The bottom line: Monitoring hate speech, even on mainstream social sites, is proving to be difficult in a world that's growing increasingly privacy-centric.
3. Kashmir's internet blackout bites hard
India shut down all internet access in Kashmir nearly 2 weeks ago as part of its power play to eliminate the region's autonomy, and the New York Times has a sobering report on the impact of that move.
This "information blockade" has paralyzed the province:
"Shopkeepers said that vital supplies like insulin and baby food, which they typically ordered online, were running out. Cash was scarce, as metal shutters covered the doors and windows of banks and A.T.M.s, which relied on the internet for every transaction. Doctors said they could not communicate with their patients."— The New York Times
The backdrop: The tactic is one India has used increasingly in recent years, and autocratic governments around the globe are finding it a handy tool for quashing dissent and preventing opposition organizing.
- This past February Russia tested a plan to cut its entire nation off from the global internet.
4. An Uber for self-driving cars
Automated vehicles, when they are ready, won't magically deploy themselves into robotaxi services. They will require sophisticated dispatch and routing software like Uber and Lyft use today to match passengers with vehicles and get them to their destination, writes Axios' Joann Muller.
Why it matters: Most AV developers don't specialize in routing. They're focused on the AI and robotics necessary for vehicles to drive themselves.
- To become a viable business, self-driving cars will have to be deployed as a transportation service that is safe, reliable and affordable.
What's happening: RideOS, a San Francisco-based startup founded by former Uber engineers, has developed an open-source platform that any company can use to create its own ride-hailing network.
- It's the first time a set of ride-hailing applications has been open-sourced, allowing customers to rebrand or build new features on top of RideOS' technology.
- The Ridehail platform is compatible with both human- and robot-driven vehicles.
Among its initial customers is Voyage, the self-driving startup focused on ride-hailing in retirement communities, whose CEO, Oliver Cameron, is glad to tap RideOS' expertise.
- "We will always focus on what we do best, which is providing autonomous vehicle technology," he tells Axios. "We're not the world's best at building routing, pricing or apps."
What to watch: There's no reason Uber or Lyft couldn't squash a startup like RideOS if they decided to resell their own routing and dispatch software to other companies. It's basic plumbing, after all. So far, there's no sign that they plan to.
Subscribe to Joann's twice weekly Axios newsletter on Autonomous Vehicles.
5. Take note
- Impossible Foods, the plant-based meat maker, has hired Apple's Ravi Thakkar as its new VP of product management.
- Huawei employees have helped African governments spy on political opponents. (The Wall Street Journal)
- SuperGLUE, a new open-source toolkit for benchmarking the performance of conversational AI systems, was released by Facebook, Google, NYU and the University of Washington. (VentureBeat)

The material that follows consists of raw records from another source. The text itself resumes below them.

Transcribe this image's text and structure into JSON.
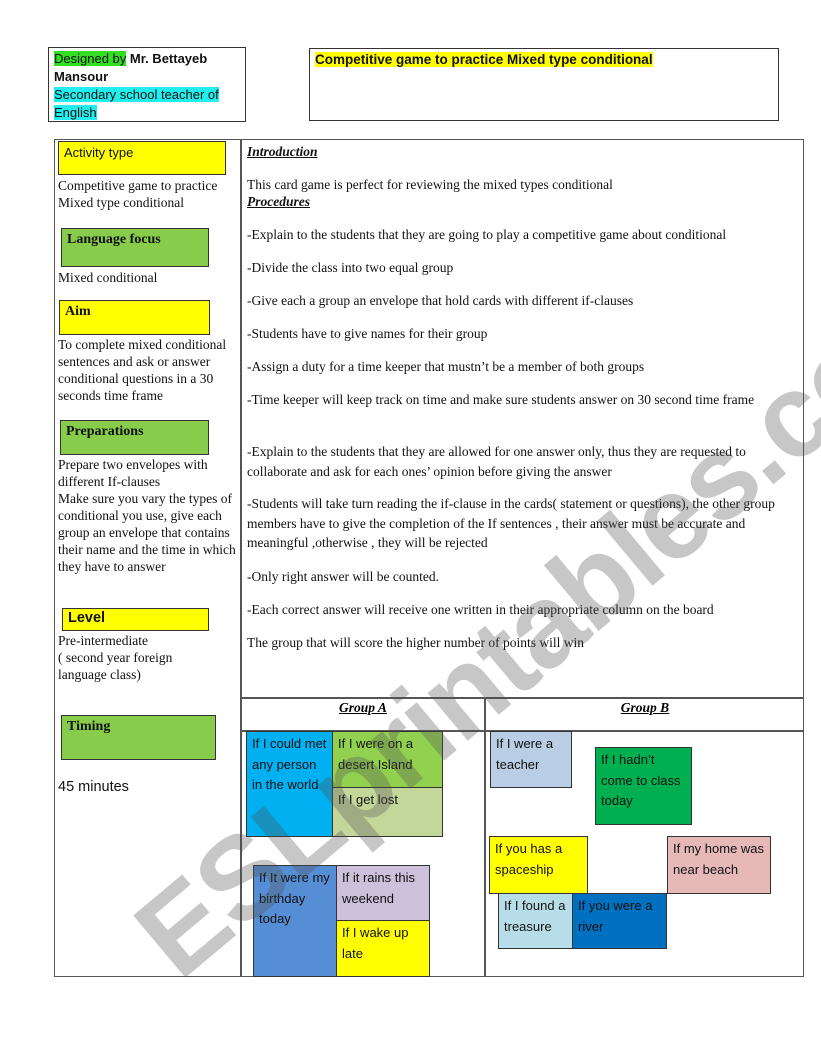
{
  "header": {
    "author": {
      "designed_by_label": "Designed by",
      "name": "Mr. Bettayeb Mansour",
      "role": "Secondary school teacher of English"
    },
    "title": "Competitive game to practice Mixed type conditional"
  },
  "sidebar": {
    "activity_type": {
      "label": "Activity type",
      "text": "Competitive game to practice Mixed type conditional"
    },
    "language_focus": {
      "label": "Language focus",
      "text": "Mixed conditional"
    },
    "aim": {
      "label": "Aim",
      "text": "To complete mixed conditional sentences and ask or answer conditional questions in a 30 seconds time frame"
    },
    "preparations": {
      "label": "Preparations",
      "text1": "Prepare two envelopes with different If-clauses",
      "text2": "Make sure you vary the types of conditional you use, give each group an envelope that contains their name and the time in which they have to answer"
    },
    "level": {
      "label": "Level",
      "text1": "Pre-intermediate",
      "text2": "( second year foreign language class)"
    },
    "timing": {
      "label": "Timing",
      "text": "45 minutes"
    }
  },
  "main": {
    "introduction": {
      "heading": "Introduction",
      "text": "This card game is perfect for reviewing the mixed types conditional"
    },
    "procedures": {
      "heading": "Procedures",
      "steps": [
        "-Explain to the students that they are going to play a competitive game about conditional",
        "-Divide the class into two equal group",
        "-Give each a group an envelope that hold cards with different if-clauses",
        "-Students have to give names for their group",
        "-Assign a duty for a time keeper that mustn’t be a member of both groups",
        "-Time keeper will keep track on time and make sure students answer on 30 second time frame",
        "-Explain to the students that they are allowed for one answer only, thus they are requested to collaborate and ask for each ones’ opinion before giving the answer",
        "-Students will take turn reading the if-clause in the cards( statement or questions), the other group members have to give the completion of the If sentences  , their answer must be accurate and meaningful ,otherwise , they will be rejected",
        "-Only right answer will be counted.",
        "-Each correct answer will receive one written in their appropriate column on the board",
        "The group that will score the higher number of points  will win"
      ]
    }
  },
  "groups": {
    "group_a": {
      "heading": "Group A",
      "cards": [
        {
          "text": "If I could met any person in the world",
          "color": "#00b0f0"
        },
        {
          "text": "If I were on a desert Island",
          "color": "#92d050"
        },
        {
          "text": "If I get lost",
          "color": "#c4d79b"
        },
        {
          "text": "If It were my birthday today",
          "color": "#558ed5"
        },
        {
          "text": "If it rains this weekend",
          "color": "#ccc0da"
        },
        {
          "text": "If I wake up late",
          "color": "#ffff00"
        }
      ]
    },
    "group_b": {
      "heading": "Group B",
      "cards": [
        {
          "text": "If I were a teacher",
          "color": "#b9cde5"
        },
        {
          "text": "If I hadn’t come to class today",
          "color": "#00b050"
        },
        {
          "text": "If you has a spaceship",
          "color": "#ffff00"
        },
        {
          "text": "If my home was near beach",
          "color": "#e6b9b8"
        },
        {
          "text": "If I found a treasure",
          "color": "#b7dee8"
        },
        {
          "text": "If you were a river",
          "color": "#0070c0"
        }
      ]
    }
  },
  "watermark": "ESLprintables.com"
}
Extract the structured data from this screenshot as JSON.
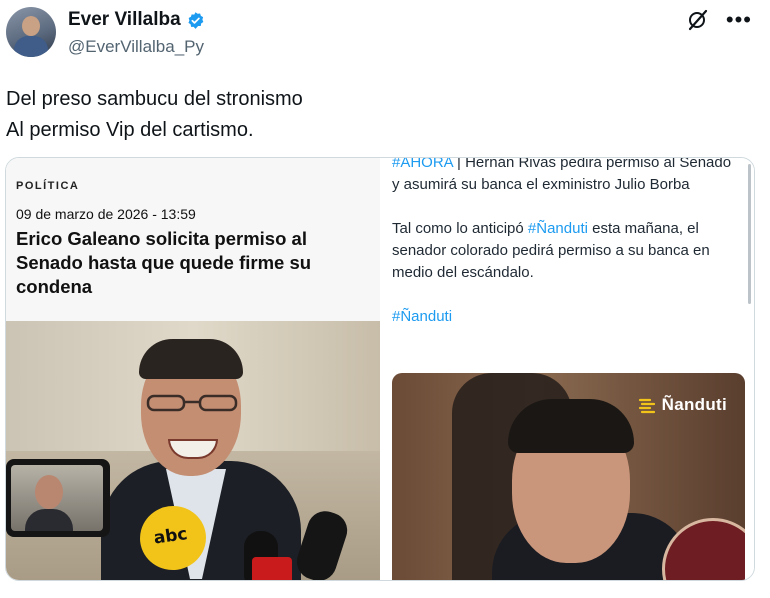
{
  "author": {
    "display_name": "Ever Villalba",
    "handle": "@EverVillalba_Py"
  },
  "icons": {
    "verified": "verified-badge-icon",
    "grok": "grok-icon",
    "more": "more-icon"
  },
  "tweet": {
    "lines": [
      "Del preso sambucu del stronismo",
      "Al permiso Vip del cartismo."
    ]
  },
  "left_card": {
    "section": "POLÍTICA",
    "date": "09 de marzo de 2026 - 13:59",
    "headline": "Erico Galeano solicita permiso al Senado hasta que quede firme su condena",
    "mic_brand": "abc"
  },
  "right_card": {
    "tag": "#AHORA",
    "separator": " | ",
    "intro": "Hernán Rivas pedirá permiso al Senado y asumirá su banca el exministro Julio Borba",
    "p2_before": "Tal como lo anticipó ",
    "p2_tag": "#Ñanduti",
    "p2_after": " esta mañana, el senador colorado pedirá permiso a su banca en medio del escándalo.",
    "hashtag": "#Ñanduti",
    "logo_text": "Ñanduti"
  },
  "colors": {
    "verified": "#1d9bf0",
    "link": "#1d9bf0",
    "text": "#0f1419",
    "muted": "#536471",
    "abc_mic": "#f2c419"
  }
}
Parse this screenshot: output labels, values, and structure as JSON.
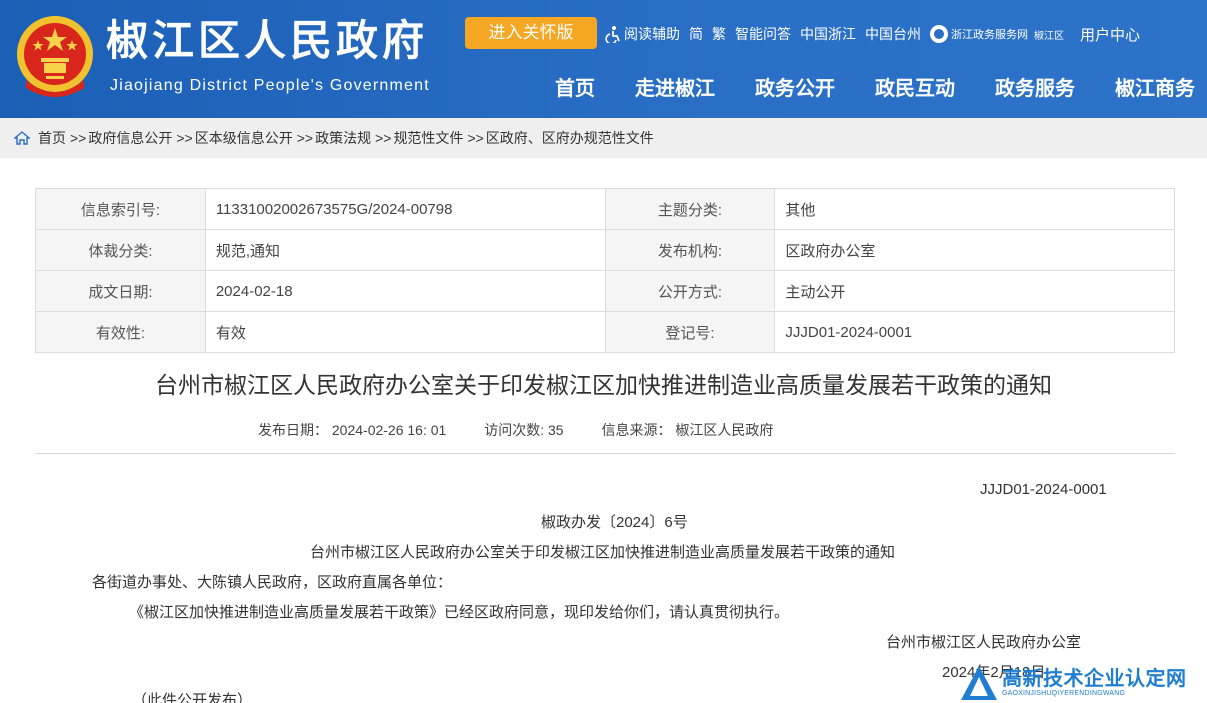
{
  "header": {
    "title": "椒江区人民政府",
    "subtitle": "Jiaojiang District People's Government",
    "care_button": "进入关怀版",
    "toplinks": [
      "阅读辅助",
      "简",
      "繁",
      "智能问答",
      "中国浙江",
      "中国台州"
    ],
    "zw_logo_text": "浙江政务服务网",
    "zw_district": "椒江区",
    "user_center": "用户中心",
    "nav": [
      "首页",
      "走进椒江",
      "政务公开",
      "政民互动",
      "政务服务",
      "椒江商务"
    ],
    "colors": {
      "primary": "#2a6fc6",
      "accent": "#f5a623"
    }
  },
  "breadcrumb": {
    "icon": "home-icon",
    "items": [
      "首页",
      "政府信息公开",
      "区本级信息公开",
      "政策法规",
      "规范性文件",
      "区政府、区府办规范性文件"
    ],
    "separator": ">>"
  },
  "info": {
    "rows": [
      {
        "l1": "信息索引号:",
        "v1": "11331002002673575G/2024-00798",
        "l2": "主题分类:",
        "v2": "其他"
      },
      {
        "l1": "体裁分类:",
        "v1": "规范,通知",
        "l2": "发布机构:",
        "v2": "区政府办公室"
      },
      {
        "l1": "成文日期:",
        "v1": "2024-02-18",
        "l2": "公开方式:",
        "v2": "主动公开"
      },
      {
        "l1": "有效性:",
        "v1": "有效",
        "l2": "登记号:",
        "v2": "JJJD01-2024-0001"
      }
    ]
  },
  "doc": {
    "title": "台州市椒江区人民政府办公室关于印发椒江区加快推进制造业高质量发展若干政策的通知",
    "publish_date": "发布日期：  2024-02-26 16: 01",
    "visits": "访问次数: 35",
    "source": "信息来源：  椒江区人民政府",
    "reg_no": "JJJD01-2024-0001",
    "doc_no": "椒政办发〔2024〕6号",
    "inner_title": "台州市椒江区人民政府办公室关于印发椒江区加快推进制造业高质量发展若干政策的通知",
    "recipients": "各街道办事处、大陈镇人民政府，区政府直属各单位：",
    "content": "《椒江区加快推进制造业高质量发展若干政策》已经区政府同意，现印发给你们，请认真贯彻执行。",
    "signer": "台州市椒江区人民政府办公室",
    "sign_date": "2024年2月18日",
    "note": "（此件公开发布）"
  },
  "watermark": {
    "main": "高新技术企业认定网",
    "sub": "GAOXINJISHUQIYERENDINGWANG"
  }
}
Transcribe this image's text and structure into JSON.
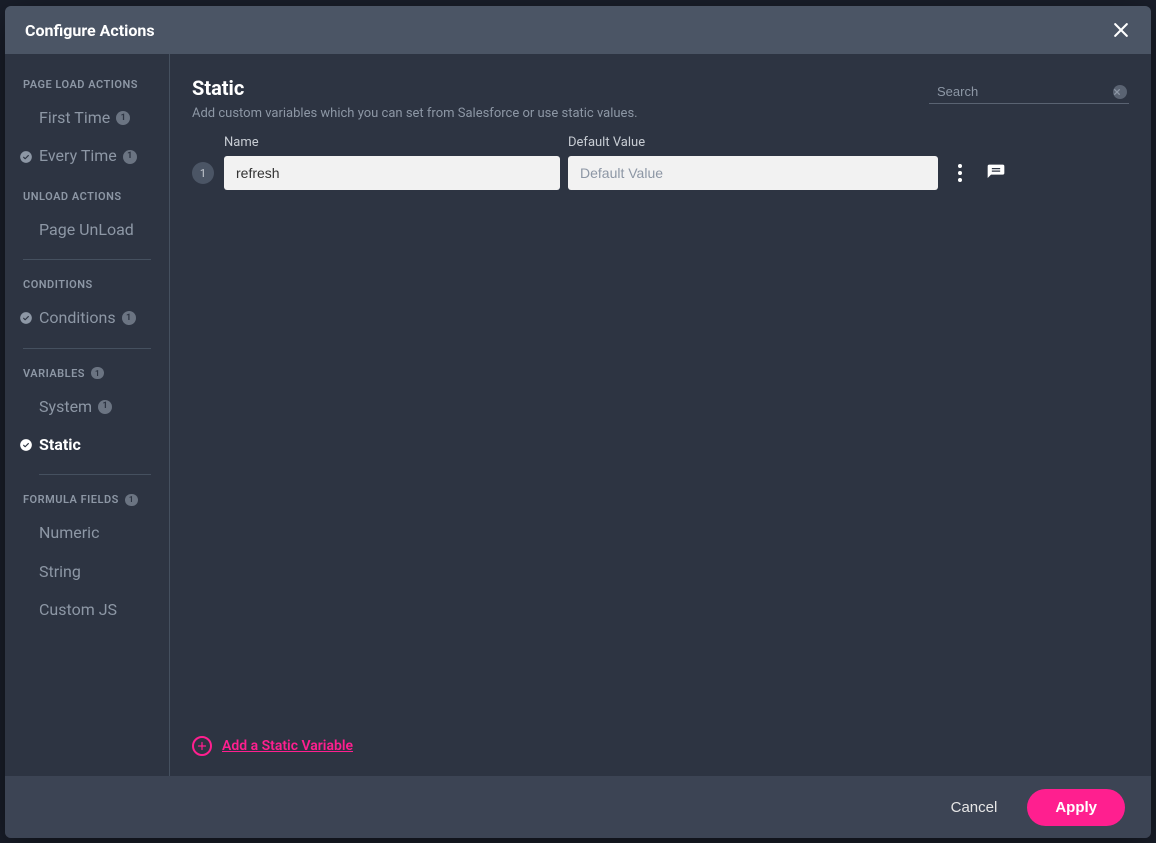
{
  "header": {
    "title": "Configure Actions"
  },
  "sidebar": {
    "sections": {
      "page_load_actions": {
        "label": "PAGE LOAD ACTIONS"
      },
      "unload_actions": {
        "label": "UNLOAD ACTIONS"
      },
      "conditions": {
        "label": "CONDITIONS"
      },
      "variables": {
        "label": "VARIABLES",
        "badge": "1"
      },
      "formula_fields": {
        "label": "FORMULA FIELDS",
        "badge": "1"
      }
    },
    "items": {
      "first_time": {
        "label": "First Time",
        "badge": "1"
      },
      "every_time": {
        "label": "Every Time",
        "badge": "1"
      },
      "page_unload": {
        "label": "Page UnLoad"
      },
      "conditions": {
        "label": "Conditions",
        "badge": "1"
      },
      "system": {
        "label": "System",
        "badge": "1"
      },
      "static": {
        "label": "Static"
      },
      "numeric": {
        "label": "Numeric"
      },
      "string": {
        "label": "String"
      },
      "custom_js": {
        "label": "Custom JS"
      }
    }
  },
  "main": {
    "title": "Static",
    "subtitle": "Add custom variables which you can set from Salesforce or use static values.",
    "search_placeholder": "Search",
    "columns": {
      "name": "Name",
      "default_value": "Default Value"
    },
    "rows": [
      {
        "num": "1",
        "name": "refresh",
        "default_value": "",
        "default_placeholder": "Default Value"
      }
    ],
    "add_label": "Add a Static Variable"
  },
  "footer": {
    "cancel": "Cancel",
    "apply": "Apply"
  }
}
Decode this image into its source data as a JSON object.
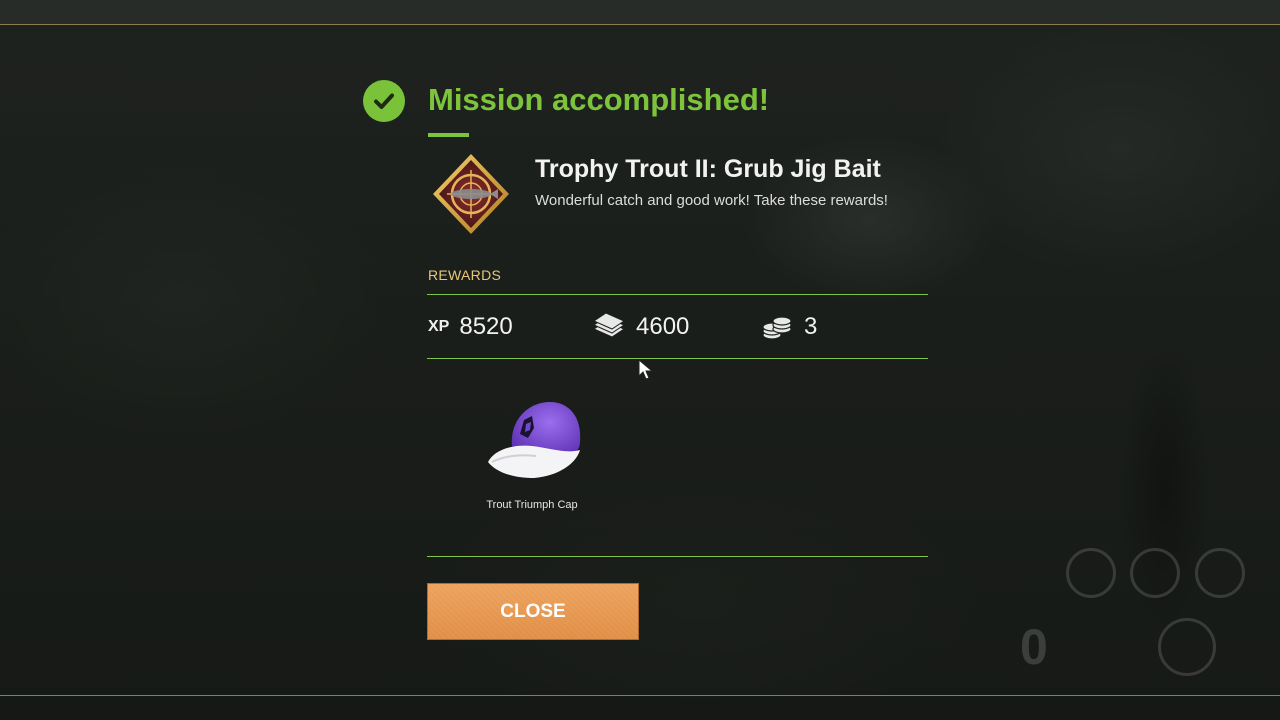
{
  "dialog": {
    "heading": "Mission accomplished!",
    "mission_name": "Trophy Trout II: Grub Jig Bait",
    "mission_description": "Wonderful catch and good work! Take these rewards!",
    "rewards_label": "REWARDS",
    "rewards": {
      "xp_tag": "XP",
      "xp": "8520",
      "money": "4600",
      "coins": "3"
    },
    "item": {
      "name": "Trout Triumph Cap"
    },
    "close_label": "CLOSE"
  },
  "colors": {
    "accent_green": "#7dc43c",
    "rewards_label": "#e8c77a",
    "button_orange": "#e8984f",
    "cap_purple": "#7b4fd6"
  },
  "icons": [
    "check-circle-icon",
    "mission-badge-icon",
    "cash-icon",
    "coins-icon",
    "cap-item-icon",
    "cursor-icon"
  ]
}
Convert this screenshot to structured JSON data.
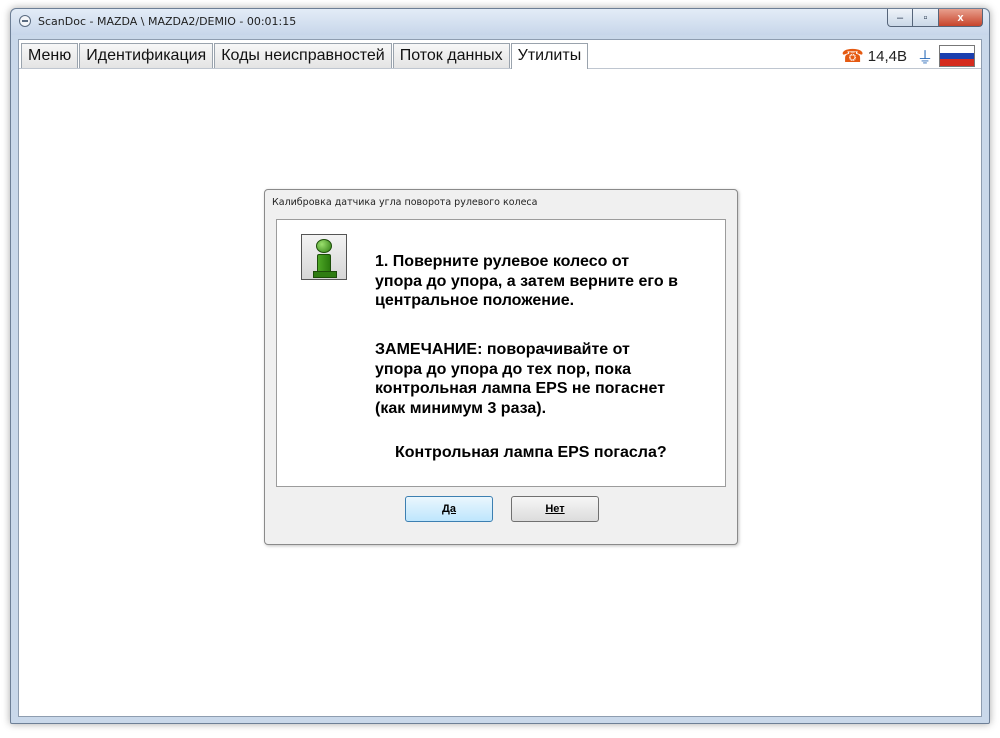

- WordPress founder Matt Mullenweg spoke in depth about the acquisition of Tumblr by his company, Automattic. (The Verge)
- The Wall Street Journal profiles "human-assisted AI" startup Engineer.ai and asks whether its AI claims are "inflated."
- 200 Google employees sign petition opposing cloud contract with Border Patrol. (The Verge)
- The hacker behind the Capital One breach had "terabytes of data" from 30 companies, court documents say (ZDNet)
6. After you Login
Is it a surrealistic media-jamming stunt? A fraternity prank? Or a marketing gimmick for a product yet to reveal itself?
We just don't know why a Mr. TV Head decided to drop 50 vintage television sets on front porches in Henrico County, Va. Someday, surely, we must.